“Maple Learn is an online environment designed specifically for teaching and learning math and for solving math problems from high school to second year university”, began Karishma Punwani, Director of Academic Products at Maplesoft. “[It] provides great flexibility for problem-solving, combining steps worked out by hand with computations performed by Maple Learn.”
“For students, Maple Learn provides an opportunity to solve a problem or create a graph instantly, such as when they are checking their homework, or to work out problems in the same way they would on paper,” explained Punwani. “When needed, students can also use Maple Learn to check individual steps to help them track down where they went wrong.”
And, for instructors, Punwani remarked, “[they] can use Maple Learn as an engaging environment that helps students learn math, whether they are in the classroom or involved in remote learning.
Maple Learn was launched last month, but its trial phase began last summer. “This beta period was used to engage with educators from high school to university to ensure we had built a product in-tune with their needs,” shared Punwani. “Feedback during the beta period was overwhelmingly positive, with more than 5000 people using Maple Learn during that time.”
“Anyone can use Maple Learn for free – no sign-in required – or they can subscribe for a Maple Learn premium account which unlocks daily limits on certain features,” said Punwani. “Instructors who teach math or a related subject at an accredited high school, college, or university, can request a free Maple Learn Premium account.”
Technology Steps Up During the Pandemic
I asked Punwani about her thoughts regarding technology in student learning, today.
“In the past, many of us associated learning with the classroom environment,” began Punwani. “Our kids learned through teacher driven instruction. However, the pandemic has forced educators and students to adopt remote learning at unprecedented rates.”
“While the need to become proficient at remote education has been challenging for most, the breadth of online learning resources now available to us courtesy of technology have provided many creative teaching and learning opportunities,” remarked Punwani.
“We are able to engage with students in ways that were unimaginable just a few years ago. Children, learning from home, can now interact with a myriad of different online learning resources. These resources are developed by educators and subject matter experts from all around the world, and the content ranges in style and format to suit many learning styles. Children can choose from videos, games, software tools, printouts, etc., and if a particular explanation or tool doesn’t resonate with them there is likely an alternative that will. Moreover, many content providers and organizations, such as Maplesoft, are offering their resources and tools for free or at a substantially reduced cost.”

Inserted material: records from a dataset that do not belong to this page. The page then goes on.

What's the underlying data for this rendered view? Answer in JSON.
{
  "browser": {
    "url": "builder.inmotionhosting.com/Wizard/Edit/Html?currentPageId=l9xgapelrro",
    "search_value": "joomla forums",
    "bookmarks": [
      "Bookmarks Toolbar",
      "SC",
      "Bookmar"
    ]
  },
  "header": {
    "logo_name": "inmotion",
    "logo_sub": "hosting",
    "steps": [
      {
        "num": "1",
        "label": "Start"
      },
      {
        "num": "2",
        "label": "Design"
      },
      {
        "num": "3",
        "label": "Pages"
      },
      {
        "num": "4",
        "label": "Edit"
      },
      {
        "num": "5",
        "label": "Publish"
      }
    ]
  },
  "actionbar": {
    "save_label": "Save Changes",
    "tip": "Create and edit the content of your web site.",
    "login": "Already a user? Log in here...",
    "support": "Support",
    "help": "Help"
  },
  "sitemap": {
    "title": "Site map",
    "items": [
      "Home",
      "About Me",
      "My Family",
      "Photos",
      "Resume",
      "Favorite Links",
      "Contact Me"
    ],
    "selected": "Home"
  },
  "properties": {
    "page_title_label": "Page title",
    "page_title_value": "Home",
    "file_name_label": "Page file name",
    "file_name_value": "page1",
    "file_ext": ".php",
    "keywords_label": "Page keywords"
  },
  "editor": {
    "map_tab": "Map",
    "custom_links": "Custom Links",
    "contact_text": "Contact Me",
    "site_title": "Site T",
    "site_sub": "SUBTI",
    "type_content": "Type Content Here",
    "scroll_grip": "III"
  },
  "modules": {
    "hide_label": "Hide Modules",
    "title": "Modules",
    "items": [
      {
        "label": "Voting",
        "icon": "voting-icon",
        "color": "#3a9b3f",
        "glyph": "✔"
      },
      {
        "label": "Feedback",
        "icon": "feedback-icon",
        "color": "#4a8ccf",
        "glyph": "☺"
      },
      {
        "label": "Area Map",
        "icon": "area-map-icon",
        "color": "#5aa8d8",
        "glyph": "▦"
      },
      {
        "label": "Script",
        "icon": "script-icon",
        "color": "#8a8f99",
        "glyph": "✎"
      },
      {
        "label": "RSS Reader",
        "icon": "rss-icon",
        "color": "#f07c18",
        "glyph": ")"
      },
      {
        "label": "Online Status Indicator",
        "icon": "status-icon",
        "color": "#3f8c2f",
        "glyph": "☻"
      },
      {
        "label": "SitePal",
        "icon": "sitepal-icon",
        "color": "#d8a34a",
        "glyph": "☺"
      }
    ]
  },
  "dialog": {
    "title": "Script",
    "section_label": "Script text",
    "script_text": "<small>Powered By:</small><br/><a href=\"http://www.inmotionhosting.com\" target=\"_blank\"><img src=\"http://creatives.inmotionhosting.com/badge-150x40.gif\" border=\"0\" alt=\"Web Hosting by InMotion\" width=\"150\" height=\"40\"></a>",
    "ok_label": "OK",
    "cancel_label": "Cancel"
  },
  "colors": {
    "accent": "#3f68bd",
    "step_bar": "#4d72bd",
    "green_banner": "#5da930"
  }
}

But, do digital solutions adequately address the challenges that teenagers (and parents!) are facing as distance leaners?

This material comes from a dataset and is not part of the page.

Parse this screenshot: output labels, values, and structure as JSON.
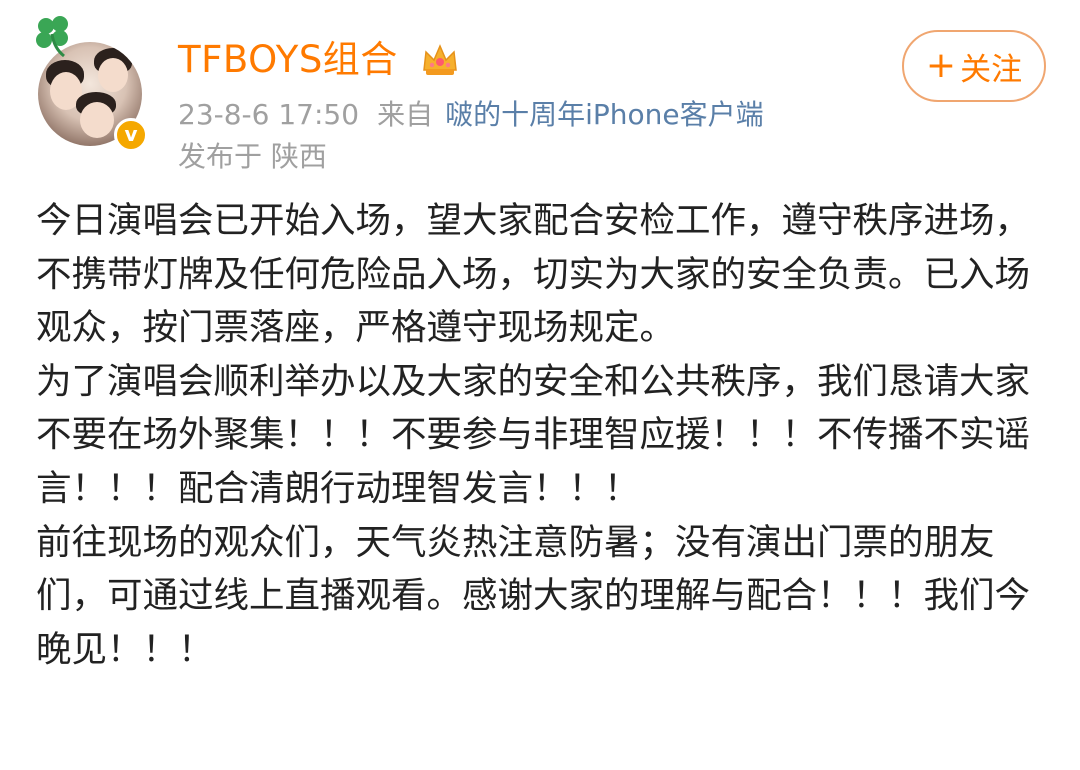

“One of the main challenges faced by high school and university students is the isolation that comes with remote learning,” stated Punwani. “As a result of this separation from the classroom, students are finding it harder to get the support and socialization they’ve grown accustomed to.”
“That said, digital video conferencing tools such as Zoom and Google Meet are helping students stay connected, and online learning environments such as Maple Learn, are making it easier for students to share their work with their teachers, tutors, or classmates.”
“In addition, added Punwani, “Maple Learn allows students to take a picture of their handwritten homework solution and send it to Maple Learn where they can self-diagnose where they went wrong, increasing their ability to work independently.”
“Tools like the Maple Calculator (another free AI math learning tool) and Maple Learn also support parents who are trying to help their children learn math. Parents can … check homework, and explain concepts using illuminating graphs and interactive explorations that require no coding experience to create. These tools will even remind them how to solve the problem, making it easier for parents to help their children learn what they need to know.”
Neil Kaus, an Ontario high school student commented, “It is great for working through math and physics problems as it is the fastest way to enter math on a computer, short of using a stylus.”
Added Kaus, “The ability to easily define, store and use information from a problem has been invaluable to allowing me to focus on problem solving rather than doing arithmetic. The graphing features have allowed me to quickly visualize and gain a better understanding of the math I am working on. The ease of sharing has allowed me to quickly share my work with my teachers and get quick feedback even while doing remote learning.”
Kaus highlighted that it was the “unique combination of being a mathematical notepad, computer algebra system, graphing calculator, and sharing platform all in one [that made] learning math and solving problems easier.”
Maple is currently in use at over 250 educational institutions across Canada, including the University of Waterloo, Wilfrid Laurier University, University of Guelph, University of Toronto, University of Ottawa and others outside of Ontario.
Related: Distance Learning